MATERIAL FOR THIS TASK.
■ ■ ■ ■

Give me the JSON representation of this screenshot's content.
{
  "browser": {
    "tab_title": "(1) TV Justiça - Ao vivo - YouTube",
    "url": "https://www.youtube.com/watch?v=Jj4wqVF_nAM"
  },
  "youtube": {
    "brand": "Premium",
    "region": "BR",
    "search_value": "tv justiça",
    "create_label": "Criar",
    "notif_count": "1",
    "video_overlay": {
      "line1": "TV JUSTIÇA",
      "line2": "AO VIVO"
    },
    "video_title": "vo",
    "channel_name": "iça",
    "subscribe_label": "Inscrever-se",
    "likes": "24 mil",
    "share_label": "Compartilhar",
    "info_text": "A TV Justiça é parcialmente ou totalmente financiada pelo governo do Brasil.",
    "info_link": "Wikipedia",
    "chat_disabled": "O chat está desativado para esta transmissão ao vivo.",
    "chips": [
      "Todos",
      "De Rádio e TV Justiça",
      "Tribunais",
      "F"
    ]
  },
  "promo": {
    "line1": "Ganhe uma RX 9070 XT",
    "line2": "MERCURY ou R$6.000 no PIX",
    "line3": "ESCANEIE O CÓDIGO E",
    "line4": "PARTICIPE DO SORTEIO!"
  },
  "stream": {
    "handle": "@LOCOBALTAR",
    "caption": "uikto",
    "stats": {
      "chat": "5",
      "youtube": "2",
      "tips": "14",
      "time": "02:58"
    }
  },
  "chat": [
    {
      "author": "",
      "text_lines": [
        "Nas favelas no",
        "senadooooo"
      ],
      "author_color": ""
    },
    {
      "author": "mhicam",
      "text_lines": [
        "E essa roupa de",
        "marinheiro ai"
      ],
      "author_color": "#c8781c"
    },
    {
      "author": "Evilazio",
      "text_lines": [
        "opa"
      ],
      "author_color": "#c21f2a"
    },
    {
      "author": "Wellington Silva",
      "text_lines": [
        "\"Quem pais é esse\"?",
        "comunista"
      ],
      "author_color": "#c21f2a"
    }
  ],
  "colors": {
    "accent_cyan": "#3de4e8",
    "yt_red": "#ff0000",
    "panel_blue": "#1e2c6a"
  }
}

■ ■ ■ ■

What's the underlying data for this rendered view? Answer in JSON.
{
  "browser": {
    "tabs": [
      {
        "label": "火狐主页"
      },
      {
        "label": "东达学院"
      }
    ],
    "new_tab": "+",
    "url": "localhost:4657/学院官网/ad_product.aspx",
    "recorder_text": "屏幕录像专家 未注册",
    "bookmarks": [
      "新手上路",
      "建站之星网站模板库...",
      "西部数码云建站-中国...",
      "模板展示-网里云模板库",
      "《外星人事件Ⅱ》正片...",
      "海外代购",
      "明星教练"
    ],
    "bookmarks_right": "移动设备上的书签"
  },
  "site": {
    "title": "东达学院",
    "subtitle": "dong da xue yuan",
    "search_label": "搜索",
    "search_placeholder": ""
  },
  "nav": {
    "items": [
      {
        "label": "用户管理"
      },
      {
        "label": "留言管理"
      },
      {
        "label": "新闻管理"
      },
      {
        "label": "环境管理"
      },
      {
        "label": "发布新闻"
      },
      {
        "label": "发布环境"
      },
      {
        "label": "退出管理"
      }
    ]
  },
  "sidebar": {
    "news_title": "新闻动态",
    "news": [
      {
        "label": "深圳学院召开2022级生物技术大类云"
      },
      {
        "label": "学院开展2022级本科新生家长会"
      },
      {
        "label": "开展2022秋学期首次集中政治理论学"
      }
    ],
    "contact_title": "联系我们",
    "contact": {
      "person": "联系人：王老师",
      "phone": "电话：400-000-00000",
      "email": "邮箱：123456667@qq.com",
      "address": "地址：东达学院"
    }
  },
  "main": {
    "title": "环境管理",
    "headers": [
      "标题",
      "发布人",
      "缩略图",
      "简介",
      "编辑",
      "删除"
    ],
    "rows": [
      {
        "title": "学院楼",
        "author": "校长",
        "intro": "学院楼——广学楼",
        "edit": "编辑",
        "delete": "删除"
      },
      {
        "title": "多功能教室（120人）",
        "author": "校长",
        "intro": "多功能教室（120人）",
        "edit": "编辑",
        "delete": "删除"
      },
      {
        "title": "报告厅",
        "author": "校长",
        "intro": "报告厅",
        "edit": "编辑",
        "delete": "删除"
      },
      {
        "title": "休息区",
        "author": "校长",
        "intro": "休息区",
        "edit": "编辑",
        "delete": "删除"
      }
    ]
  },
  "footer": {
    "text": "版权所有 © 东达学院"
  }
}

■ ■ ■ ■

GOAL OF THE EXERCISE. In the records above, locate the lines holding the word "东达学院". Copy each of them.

OUTPUT BELOW.
        "label": "东达学院"
    "title": "东达学院",
      "address": "地址：东达学院"
    "text": "版权所有 © 东达学院"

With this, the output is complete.